>>>

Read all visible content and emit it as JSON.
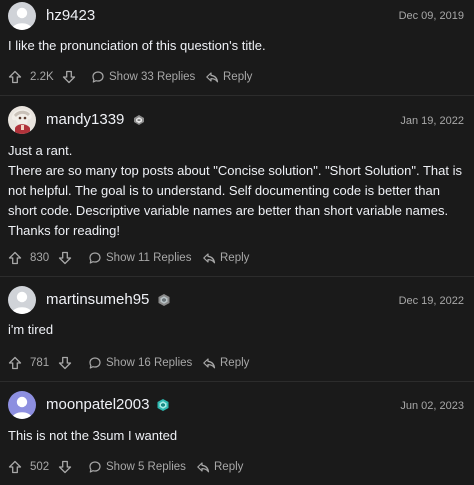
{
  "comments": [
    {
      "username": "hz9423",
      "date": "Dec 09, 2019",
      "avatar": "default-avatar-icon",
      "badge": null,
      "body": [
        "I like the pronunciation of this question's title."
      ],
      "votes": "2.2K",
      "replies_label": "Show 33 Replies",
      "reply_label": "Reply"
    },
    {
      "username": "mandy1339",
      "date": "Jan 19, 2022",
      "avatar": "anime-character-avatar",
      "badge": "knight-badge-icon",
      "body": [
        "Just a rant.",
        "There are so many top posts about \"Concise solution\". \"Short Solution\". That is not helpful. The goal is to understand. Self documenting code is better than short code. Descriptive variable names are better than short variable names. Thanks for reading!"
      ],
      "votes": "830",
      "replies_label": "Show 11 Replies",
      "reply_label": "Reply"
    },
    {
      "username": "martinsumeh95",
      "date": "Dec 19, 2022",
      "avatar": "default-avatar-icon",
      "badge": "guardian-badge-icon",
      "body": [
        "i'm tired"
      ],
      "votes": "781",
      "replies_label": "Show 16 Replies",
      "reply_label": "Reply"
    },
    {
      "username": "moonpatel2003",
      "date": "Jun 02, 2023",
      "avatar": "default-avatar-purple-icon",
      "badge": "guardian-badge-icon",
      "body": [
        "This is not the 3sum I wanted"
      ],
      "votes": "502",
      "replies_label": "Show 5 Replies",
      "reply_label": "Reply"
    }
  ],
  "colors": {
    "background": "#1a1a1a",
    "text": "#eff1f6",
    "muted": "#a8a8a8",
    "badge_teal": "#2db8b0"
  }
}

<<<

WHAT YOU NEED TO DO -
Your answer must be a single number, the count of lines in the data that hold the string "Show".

WORKED SOLUTION -
4